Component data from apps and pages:
───

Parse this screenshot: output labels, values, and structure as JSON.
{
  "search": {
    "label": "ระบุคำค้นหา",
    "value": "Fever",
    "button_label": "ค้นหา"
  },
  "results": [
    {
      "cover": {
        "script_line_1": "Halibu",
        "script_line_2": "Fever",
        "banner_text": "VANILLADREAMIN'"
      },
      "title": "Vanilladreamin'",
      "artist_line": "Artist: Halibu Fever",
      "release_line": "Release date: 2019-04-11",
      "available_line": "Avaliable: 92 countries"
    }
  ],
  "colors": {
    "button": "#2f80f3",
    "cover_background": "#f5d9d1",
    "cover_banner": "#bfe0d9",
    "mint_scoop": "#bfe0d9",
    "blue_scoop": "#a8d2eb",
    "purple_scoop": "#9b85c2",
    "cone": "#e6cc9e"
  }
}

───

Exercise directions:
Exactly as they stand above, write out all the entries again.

Solution to this task:
Parse this screenshot: output labels, values, and structure as JSON.
{
  "search": {
    "label": "ระบุคำค้นหา",
    "value": "Fever",
    "button_label": "ค้นหา"
  },
  "results": [
    {
      "cover": {
        "script_line_1": "Halibu",
        "script_line_2": "Fever",
        "banner_text": "VANILLADREAMIN'"
      },
      "title": "Vanilladreamin'",
      "artist_line": "Artist: Halibu Fever",
      "release_line": "Release date: 2019-04-11",
      "available_line": "Avaliable: 92 countries"
    }
  ],
  "colors": {
    "button": "#2f80f3",
    "cover_background": "#f5d9d1",
    "cover_banner": "#bfe0d9",
    "mint_scoop": "#bfe0d9",
    "blue_scoop": "#a8d2eb",
    "purple_scoop": "#9b85c2",
    "cone": "#e6cc9e"
  }
}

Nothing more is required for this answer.